| Provided data |
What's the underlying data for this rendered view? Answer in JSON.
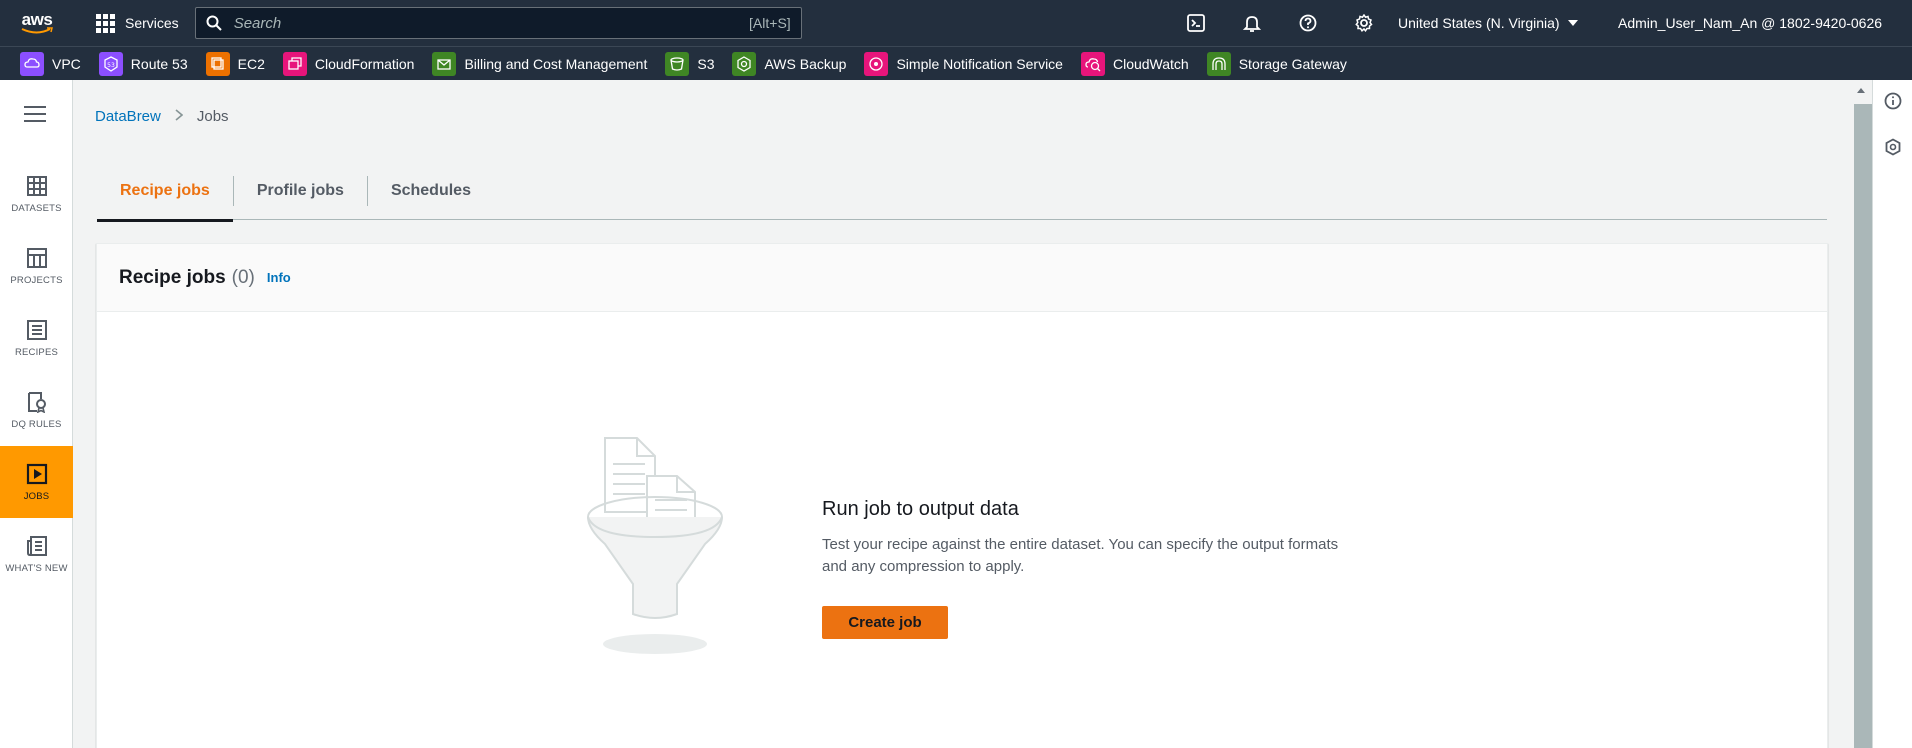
{
  "topnav": {
    "logo_text": "aws",
    "services_label": "Services",
    "search_placeholder": "Search",
    "search_shortcut": "[Alt+S]",
    "region": "United States (N. Virginia)",
    "account": "Admin_User_Nam_An @ 1802-9420-0626"
  },
  "favorites": [
    {
      "label": "VPC",
      "color": "#8c4fff"
    },
    {
      "label": "Route 53",
      "color": "#8c4fff"
    },
    {
      "label": "EC2",
      "color": "#ed7100"
    },
    {
      "label": "CloudFormation",
      "color": "#e7157b"
    },
    {
      "label": "Billing and Cost Management",
      "color": "#3f8624"
    },
    {
      "label": "S3",
      "color": "#3f8624"
    },
    {
      "label": "AWS Backup",
      "color": "#3f8624"
    },
    {
      "label": "Simple Notification Service",
      "color": "#e7157b"
    },
    {
      "label": "CloudWatch",
      "color": "#e7157b"
    },
    {
      "label": "Storage Gateway",
      "color": "#3f8624"
    }
  ],
  "rail": {
    "items": [
      {
        "label": "DATASETS"
      },
      {
        "label": "PROJECTS"
      },
      {
        "label": "RECIPES"
      },
      {
        "label": "DQ RULES"
      },
      {
        "label": "JOBS",
        "active": true
      },
      {
        "label": "WHAT'S NEW"
      }
    ]
  },
  "breadcrumb": {
    "root": "DataBrew",
    "current": "Jobs"
  },
  "tabs": [
    {
      "label": "Recipe jobs",
      "active": true
    },
    {
      "label": "Profile jobs"
    },
    {
      "label": "Schedules"
    }
  ],
  "card": {
    "title": "Recipe jobs",
    "count": "(0)",
    "info": "Info"
  },
  "empty_state": {
    "title": "Run job to output data",
    "description": "Test your recipe against the entire dataset. You can specify the output formats and any compression to apply.",
    "button": "Create job"
  },
  "colors": {
    "nav_bg": "#232f3e",
    "accent": "#ff9900",
    "link": "#0073bb",
    "active_tab": "#ec7211"
  }
}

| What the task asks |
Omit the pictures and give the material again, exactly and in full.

| Solved problem |
What's the underlying data for this rendered view? Answer in JSON.
{
  "topnav": {
    "logo_text": "aws",
    "services_label": "Services",
    "search_placeholder": "Search",
    "search_shortcut": "[Alt+S]",
    "region": "United States (N. Virginia)",
    "account": "Admin_User_Nam_An @ 1802-9420-0626"
  },
  "favorites": [
    {
      "label": "VPC",
      "color": "#8c4fff"
    },
    {
      "label": "Route 53",
      "color": "#8c4fff"
    },
    {
      "label": "EC2",
      "color": "#ed7100"
    },
    {
      "label": "CloudFormation",
      "color": "#e7157b"
    },
    {
      "label": "Billing and Cost Management",
      "color": "#3f8624"
    },
    {
      "label": "S3",
      "color": "#3f8624"
    },
    {
      "label": "AWS Backup",
      "color": "#3f8624"
    },
    {
      "label": "Simple Notification Service",
      "color": "#e7157b"
    },
    {
      "label": "CloudWatch",
      "color": "#e7157b"
    },
    {
      "label": "Storage Gateway",
      "color": "#3f8624"
    }
  ],
  "rail": {
    "items": [
      {
        "label": "DATASETS"
      },
      {
        "label": "PROJECTS"
      },
      {
        "label": "RECIPES"
      },
      {
        "label": "DQ RULES"
      },
      {
        "label": "JOBS",
        "active": true
      },
      {
        "label": "WHAT'S NEW"
      }
    ]
  },
  "breadcrumb": {
    "root": "DataBrew",
    "current": "Jobs"
  },
  "tabs": [
    {
      "label": "Recipe jobs",
      "active": true
    },
    {
      "label": "Profile jobs"
    },
    {
      "label": "Schedules"
    }
  ],
  "card": {
    "title": "Recipe jobs",
    "count": "(0)",
    "info": "Info"
  },
  "empty_state": {
    "title": "Run job to output data",
    "description": "Test your recipe against the entire dataset. You can specify the output formats and any compression to apply.",
    "button": "Create job"
  },
  "colors": {
    "nav_bg": "#232f3e",
    "accent": "#ff9900",
    "link": "#0073bb",
    "active_tab": "#ec7211"
  }
}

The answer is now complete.